* [Work instruction] Keep the wording of every entry exactly as it is while leaving the pictures out of your copy.

Web page and app entries:
Start of Block

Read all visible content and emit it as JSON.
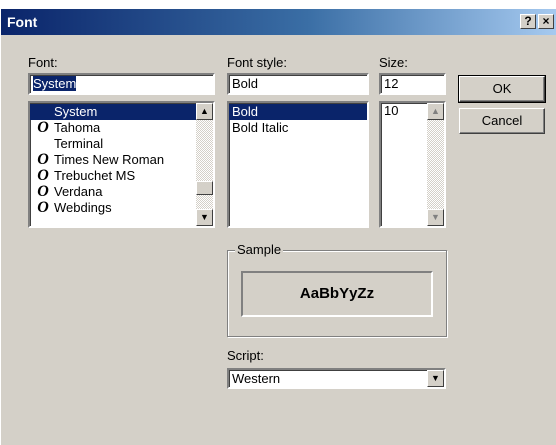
{
  "window": {
    "title": "Font",
    "help_glyph": "?",
    "close_glyph": "×"
  },
  "font": {
    "label": "Font:",
    "value": "System",
    "items": [
      {
        "label": "System",
        "icon": ""
      },
      {
        "label": "Tahoma",
        "icon": "O"
      },
      {
        "label": "Terminal",
        "icon": ""
      },
      {
        "label": "Times New Roman",
        "icon": "O"
      },
      {
        "label": "Trebuchet MS",
        "icon": "O"
      },
      {
        "label": "Verdana",
        "icon": "O"
      },
      {
        "label": "Webdings",
        "icon": "O"
      }
    ],
    "selected_index": 0
  },
  "style": {
    "label": "Font style:",
    "value": "Bold",
    "items": [
      "Bold",
      "Bold Italic"
    ],
    "selected_index": 0
  },
  "size": {
    "label": "Size:",
    "value": "12",
    "items": [
      "10"
    ]
  },
  "buttons": {
    "ok": "OK",
    "cancel": "Cancel"
  },
  "sample": {
    "label": "Sample",
    "text": "AaBbYyZz"
  },
  "script": {
    "label": "Script:",
    "value": "Western"
  },
  "icons": {
    "scroll_up": "▲",
    "scroll_down": "▼",
    "dropdown": "▼",
    "truetype": "truetype-font-icon"
  }
}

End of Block

* [Response]
Read all visible content and emit it as JSON.
{
  "window": {
    "title": "Font",
    "help_glyph": "?",
    "close_glyph": "×"
  },
  "font": {
    "label": "Font:",
    "value": "System",
    "items": [
      {
        "label": "System",
        "icon": ""
      },
      {
        "label": "Tahoma",
        "icon": "O"
      },
      {
        "label": "Terminal",
        "icon": ""
      },
      {
        "label": "Times New Roman",
        "icon": "O"
      },
      {
        "label": "Trebuchet MS",
        "icon": "O"
      },
      {
        "label": "Verdana",
        "icon": "O"
      },
      {
        "label": "Webdings",
        "icon": "O"
      }
    ],
    "selected_index": 0
  },
  "style": {
    "label": "Font style:",
    "value": "Bold",
    "items": [
      "Bold",
      "Bold Italic"
    ],
    "selected_index": 0
  },
  "size": {
    "label": "Size:",
    "value": "12",
    "items": [
      "10"
    ]
  },
  "buttons": {
    "ok": "OK",
    "cancel": "Cancel"
  },
  "sample": {
    "label": "Sample",
    "text": "AaBbYyZz"
  },
  "script": {
    "label": "Script:",
    "value": "Western"
  },
  "icons": {
    "scroll_up": "▲",
    "scroll_down": "▼",
    "dropdown": "▼",
    "truetype": "truetype-font-icon"
  }
}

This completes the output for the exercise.